*** Exercise material Section Begins ***

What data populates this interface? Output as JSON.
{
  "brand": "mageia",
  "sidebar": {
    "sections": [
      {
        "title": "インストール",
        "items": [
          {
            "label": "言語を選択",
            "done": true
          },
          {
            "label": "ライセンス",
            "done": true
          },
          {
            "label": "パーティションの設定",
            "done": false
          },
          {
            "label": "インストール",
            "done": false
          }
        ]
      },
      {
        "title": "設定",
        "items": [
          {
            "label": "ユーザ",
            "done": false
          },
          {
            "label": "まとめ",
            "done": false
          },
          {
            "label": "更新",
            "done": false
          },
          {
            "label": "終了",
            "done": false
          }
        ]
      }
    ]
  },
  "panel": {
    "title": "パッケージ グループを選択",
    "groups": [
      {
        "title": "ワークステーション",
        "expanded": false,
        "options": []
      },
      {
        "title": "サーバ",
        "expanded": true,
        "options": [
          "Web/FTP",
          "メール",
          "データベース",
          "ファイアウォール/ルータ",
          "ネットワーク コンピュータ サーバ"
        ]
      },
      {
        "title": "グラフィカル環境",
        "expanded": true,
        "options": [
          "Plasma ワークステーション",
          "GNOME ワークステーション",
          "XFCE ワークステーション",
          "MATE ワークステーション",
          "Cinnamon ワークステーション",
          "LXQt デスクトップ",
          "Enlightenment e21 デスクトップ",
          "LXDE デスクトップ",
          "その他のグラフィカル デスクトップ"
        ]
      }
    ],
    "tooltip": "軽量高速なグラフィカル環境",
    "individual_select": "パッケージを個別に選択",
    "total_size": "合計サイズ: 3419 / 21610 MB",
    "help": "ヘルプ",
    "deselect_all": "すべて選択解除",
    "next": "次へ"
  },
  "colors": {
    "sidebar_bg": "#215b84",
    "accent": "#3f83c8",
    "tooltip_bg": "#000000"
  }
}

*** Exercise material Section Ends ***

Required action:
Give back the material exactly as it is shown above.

Solved exercise:
What data populates this interface? Output as JSON.
{
  "brand": "mageia",
  "sidebar": {
    "sections": [
      {
        "title": "インストール",
        "items": [
          {
            "label": "言語を選択",
            "done": true
          },
          {
            "label": "ライセンス",
            "done": true
          },
          {
            "label": "パーティションの設定",
            "done": false
          },
          {
            "label": "インストール",
            "done": false
          }
        ]
      },
      {
        "title": "設定",
        "items": [
          {
            "label": "ユーザ",
            "done": false
          },
          {
            "label": "まとめ",
            "done": false
          },
          {
            "label": "更新",
            "done": false
          },
          {
            "label": "終了",
            "done": false
          }
        ]
      }
    ]
  },
  "panel": {
    "title": "パッケージ グループを選択",
    "groups": [
      {
        "title": "ワークステーション",
        "expanded": false,
        "options": []
      },
      {
        "title": "サーバ",
        "expanded": true,
        "options": [
          "Web/FTP",
          "メール",
          "データベース",
          "ファイアウォール/ルータ",
          "ネットワーク コンピュータ サーバ"
        ]
      },
      {
        "title": "グラフィカル環境",
        "expanded": true,
        "options": [
          "Plasma ワークステーション",
          "GNOME ワークステーション",
          "XFCE ワークステーション",
          "MATE ワークステーション",
          "Cinnamon ワークステーション",
          "LXQt デスクトップ",
          "Enlightenment e21 デスクトップ",
          "LXDE デスクトップ",
          "その他のグラフィカル デスクトップ"
        ]
      }
    ],
    "tooltip": "軽量高速なグラフィカル環境",
    "individual_select": "パッケージを個別に選択",
    "total_size": "合計サイズ: 3419 / 21610 MB",
    "help": "ヘルプ",
    "deselect_all": "すべて選択解除",
    "next": "次へ"
  },
  "colors": {
    "sidebar_bg": "#215b84",
    "accent": "#3f83c8",
    "tooltip_bg": "#000000"
  }
}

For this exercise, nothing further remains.